« Reply #14 on: 13.12. 2020 20:14 »
RD,

"I allow for, or make on existing engines, a window in the crankcase whereby I can adjust those weights without stripping the engine." The only thing that comes to mind to say about this is, "that's some gansta' motorcycle mechanics."

KiwiGF,

Got ya' on the rotating vs. reciprocating, but on our engines, as I envision it, the balance factor would be the same regardless of the difference in rod weights. Maybe more obscure (to me) factors, like twisting, bending, etc. come into play, but, as I mentioned, these seem trivial compared to imbalance at combustion. Referring to your excellent post about static balance, the procedure, as I recall, has you hanging a single weight from the journals to test the counterbalance.

If, at any point here, it seems like I actually know what I'm talking about here, that would be a fortunate accident.

Richard L.
Plan on signing up for the world-wide 2020 DISTINGUISHED GENTLEMAN'S RIDEon September 27, 2020. This year it's a solo or pillion ride in dapper attire.

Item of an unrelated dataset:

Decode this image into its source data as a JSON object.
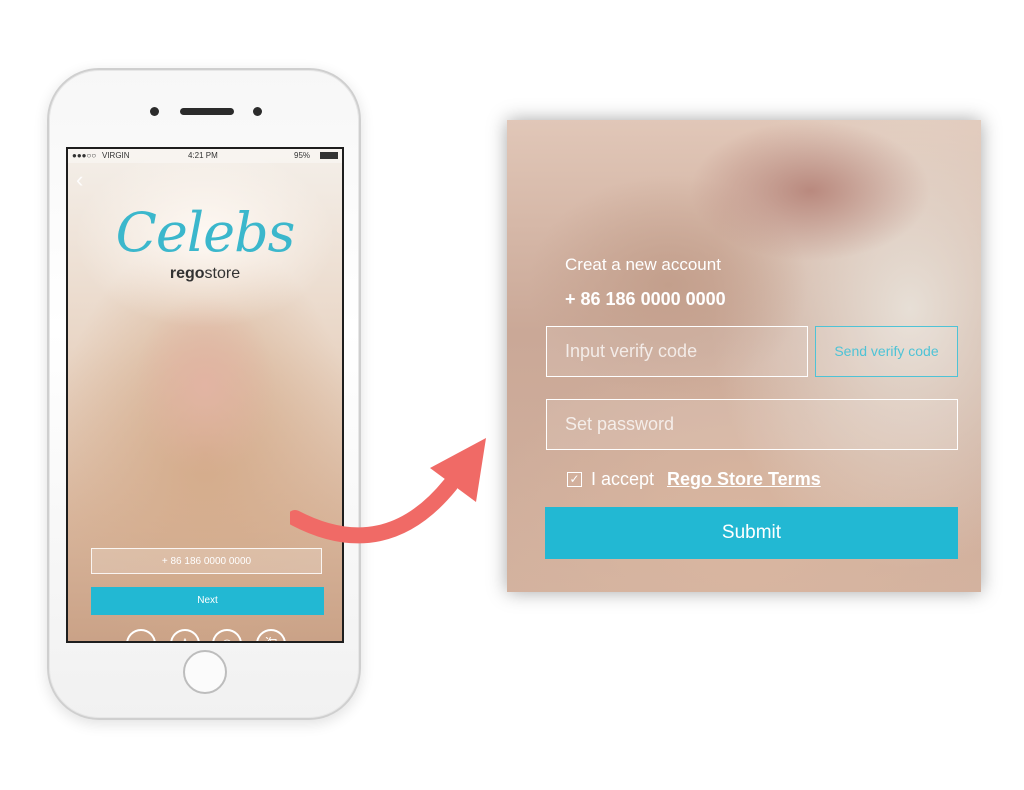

Watch website at https://www.gentlemansride.com for details.